Does your horse ever not quite stand still, creep forwards so find yourself correcting him repeatedly, or get easily distracted and bumble around when you want him to be still?
Here is a short TrueFlow™ video about how to ask for stillness.
If we correct the horse for moving repeatedly, we might ask the question - why is he not clear about being still?
Correction generally means a Feel of pressure from the person against the horse's idea to move, until he stands still, then a release.
If it's the release of pressure that teaches and we are super careful to time our release accurately to stopped feet, why does he not "get it" and keep doing the same thing?
To me, it goes something like this, when we take a walk in the horse's hooves:
If I put pressure on and move him to a certain spot, then release, 3 things just happened in terms of Feel:
1. My input was "that's wrong" (correction) and a bit uncomfortable
2. The place I put him is also now uncomfortable too because I pressured him there (a bit like a child being made to sit on the "timeout" step - you are just itching for the moment you can get back up!)
3. When I release my pressure accurately to make sure he's clear what I mean, I offer him a Feel of disconnect (and leave him there with his own thoughts about what he should do next)
So, while this is something I did for a bazillion years, I came to realize something very odd, when I immersed into a Feel-based approach. I want my horse to be with me and still, but I get active in correcting him, make him a bit uncomfortable, expect him to stay put, and drop the connection! Hmm. Maybe there is room for him not to be so clear afterall.

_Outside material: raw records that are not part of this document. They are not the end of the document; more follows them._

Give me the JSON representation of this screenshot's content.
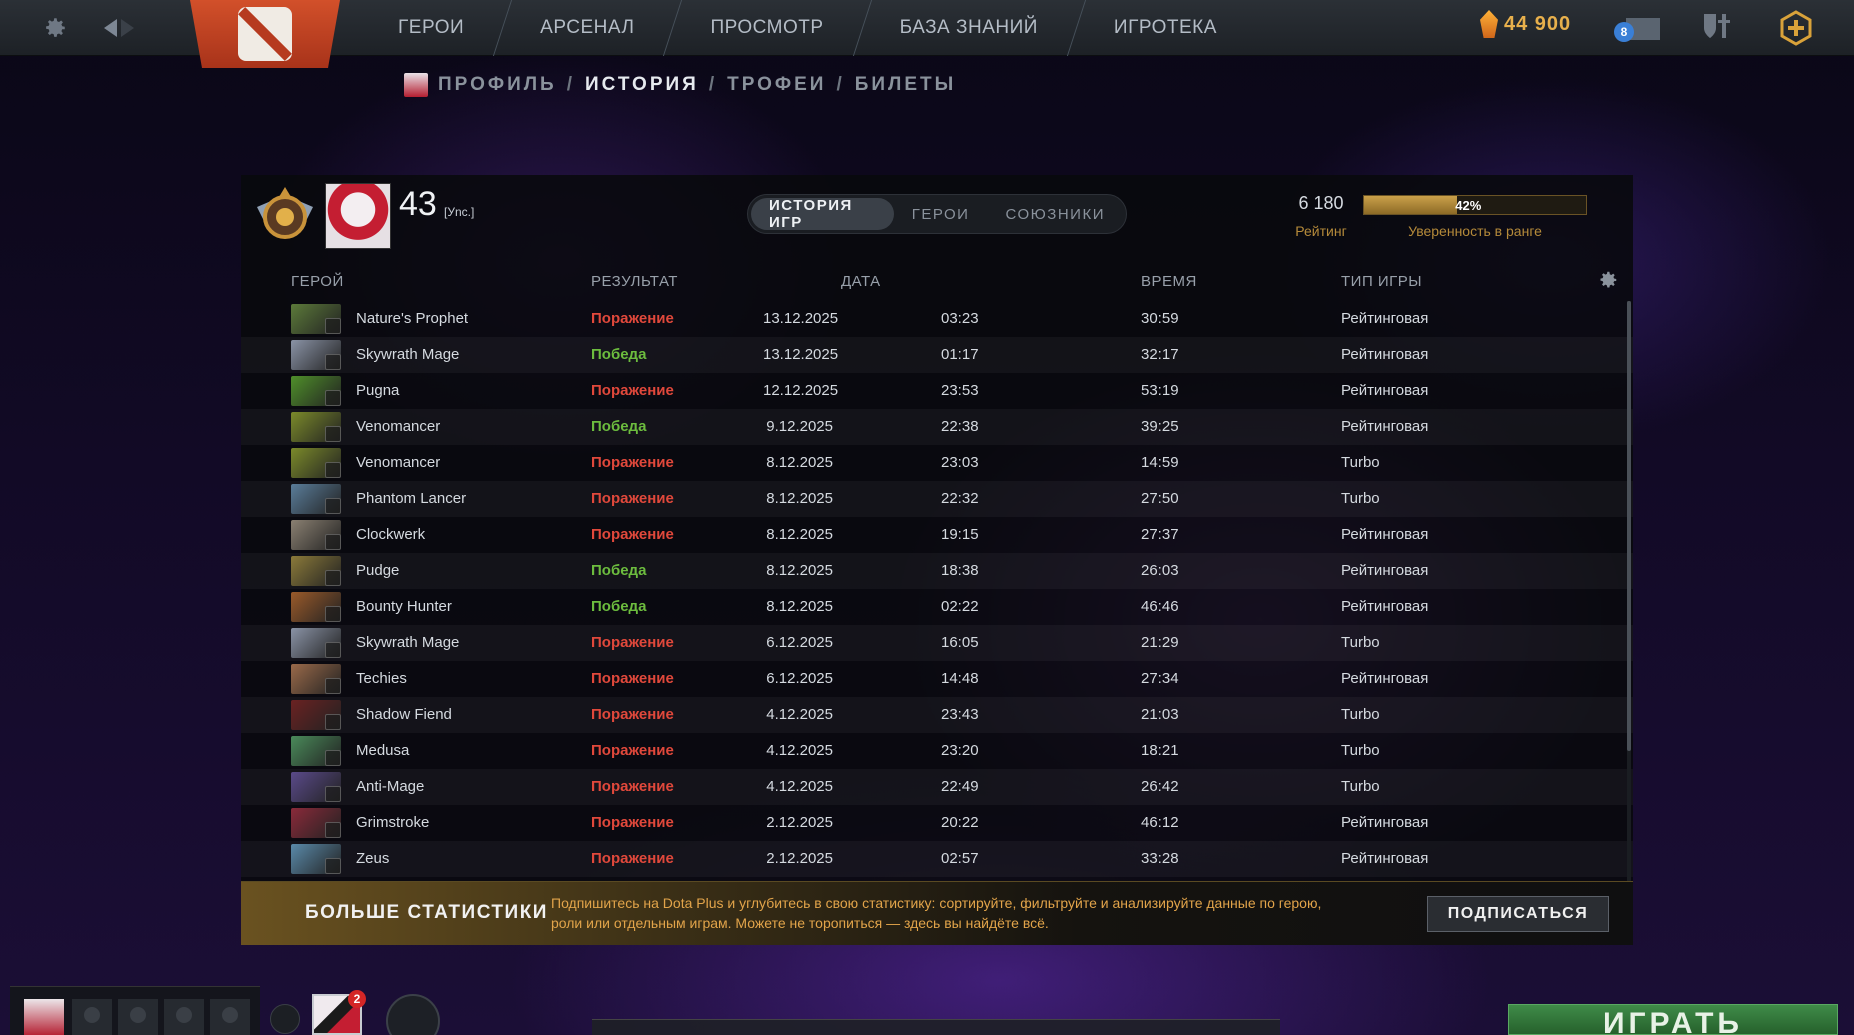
{
  "topbar": {
    "menu": [
      "ГЕРОИ",
      "АРСЕНАЛ",
      "ПРОСМОТР",
      "БАЗА ЗНАНИЙ",
      "ИГРОТЕКА"
    ],
    "shards": "44 900",
    "mail_badge": "8"
  },
  "breadcrumb": {
    "items": [
      "ПРОФИЛЬ",
      "ИСТОРИЯ",
      "ТРОФЕИ",
      "БИЛЕТЫ"
    ],
    "separator": "/",
    "active": "ИСТОРИЯ"
  },
  "profile": {
    "level": "43",
    "tag": "[Уnс.]"
  },
  "tabs": [
    "ИСТОРИЯ ИГР",
    "ГЕРОИ",
    "СОЮЗНИКИ"
  ],
  "rating": {
    "value": "6 180",
    "label": "Рейтинг",
    "confidence_pct": 42,
    "confidence_text": "42%",
    "confidence_label": "Уверенность в ранге"
  },
  "table": {
    "headers": {
      "hero": "ГЕРОЙ",
      "result": "РЕЗУЛЬТАТ",
      "date": "ДАТА",
      "duration": "ВРЕМЯ",
      "mode": "ТИП ИГРЫ"
    },
    "rows": [
      {
        "hero": "Nature's Prophet",
        "result": "Поражение",
        "win": false,
        "date": "13.12.2025",
        "time": "03:23",
        "duration": "30:59",
        "mode": "Рейтинговая",
        "color": "#5c7a3a"
      },
      {
        "hero": "Skywrath Mage",
        "result": "Победа",
        "win": true,
        "date": "13.12.2025",
        "time": "01:17",
        "duration": "32:17",
        "mode": "Рейтинговая",
        "color": "#8a93a6"
      },
      {
        "hero": "Pugna",
        "result": "Поражение",
        "win": false,
        "date": "12.12.2025",
        "time": "23:53",
        "duration": "53:19",
        "mode": "Рейтинговая",
        "color": "#4f8f2a"
      },
      {
        "hero": "Venomancer",
        "result": "Победа",
        "win": true,
        "date": "9.12.2025",
        "time": "22:38",
        "duration": "39:25",
        "mode": "Рейтинговая",
        "color": "#7b8a2a"
      },
      {
        "hero": "Venomancer",
        "result": "Поражение",
        "win": false,
        "date": "8.12.2025",
        "time": "23:03",
        "duration": "14:59",
        "mode": "Turbo",
        "color": "#7b8a2a"
      },
      {
        "hero": "Phantom Lancer",
        "result": "Поражение",
        "win": false,
        "date": "8.12.2025",
        "time": "22:32",
        "duration": "27:50",
        "mode": "Turbo",
        "color": "#5a7d9a"
      },
      {
        "hero": "Clockwerk",
        "result": "Поражение",
        "win": false,
        "date": "8.12.2025",
        "time": "19:15",
        "duration": "27:37",
        "mode": "Рейтинговая",
        "color": "#8a8072"
      },
      {
        "hero": "Pudge",
        "result": "Победа",
        "win": true,
        "date": "8.12.2025",
        "time": "18:38",
        "duration": "26:03",
        "mode": "Рейтинговая",
        "color": "#8b7a3a"
      },
      {
        "hero": "Bounty Hunter",
        "result": "Победа",
        "win": true,
        "date": "8.12.2025",
        "time": "02:22",
        "duration": "46:46",
        "mode": "Рейтинговая",
        "color": "#9a5a2a"
      },
      {
        "hero": "Skywrath Mage",
        "result": "Поражение",
        "win": false,
        "date": "6.12.2025",
        "time": "16:05",
        "duration": "21:29",
        "mode": "Turbo",
        "color": "#8a93a6"
      },
      {
        "hero": "Techies",
        "result": "Поражение",
        "win": false,
        "date": "6.12.2025",
        "time": "14:48",
        "duration": "27:34",
        "mode": "Рейтинговая",
        "color": "#9a6a4a"
      },
      {
        "hero": "Shadow Fiend",
        "result": "Поражение",
        "win": false,
        "date": "4.12.2025",
        "time": "23:43",
        "duration": "21:03",
        "mode": "Turbo",
        "color": "#6a2222"
      },
      {
        "hero": "Medusa",
        "result": "Поражение",
        "win": false,
        "date": "4.12.2025",
        "time": "23:20",
        "duration": "18:21",
        "mode": "Turbo",
        "color": "#4a8a5a"
      },
      {
        "hero": "Anti-Mage",
        "result": "Поражение",
        "win": false,
        "date": "4.12.2025",
        "time": "22:49",
        "duration": "26:42",
        "mode": "Turbo",
        "color": "#5a4a8a"
      },
      {
        "hero": "Grimstroke",
        "result": "Поражение",
        "win": false,
        "date": "2.12.2025",
        "time": "20:22",
        "duration": "46:12",
        "mode": "Рейтинговая",
        "color": "#8a2a3a"
      },
      {
        "hero": "Zeus",
        "result": "Поражение",
        "win": false,
        "date": "2.12.2025",
        "time": "02:57",
        "duration": "33:28",
        "mode": "Рейтинговая",
        "color": "#5a8aaa"
      }
    ]
  },
  "plus_banner": {
    "title": "БОЛЬШЕ СТАТИСТИКИ",
    "text": "Подпишитесь на Dota Plus и углубитесь в свою статистику: сортируйте, фильтруйте и анализируйте данные по герою, роли или отдельным играм. Можете не торопиться — здесь вы найдёте всё.",
    "button": "ПОДПИСАТЬСЯ"
  },
  "bottom": {
    "friend_badge": "2",
    "play_label": "ИГРАТЬ"
  },
  "colors": {
    "loss": "#e0483b",
    "win": "#6cbc3e",
    "gold": "#e8b04c",
    "play": "#3f8b48"
  }
}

So what if instead we just offered a Feel of stillness and connection...?
Here's an example of what that might look in a minor, everyday moment of a horse feeling a bit worried about hearing something out of sight.
It's also an example of what I call the "bits in between" the actual training purpose we really had in mind, where there is a big opportunity to bring value to the partnership from the horse's point of view instead of a minor confrontation. This stuff really adds up
For extra points haha, imagine what would happen and the end result if I, say, bumped the rope under this horse's chin or twirled the rope at his hip to correct the unwanted movement - what might his response have been and how would end result differ?
This is longer than the real clip because I added some commentary - I hope this will be helpful in getting a sense of the mindset (as with anything this is about 80% of it) and Feel of this. Ok, take a look!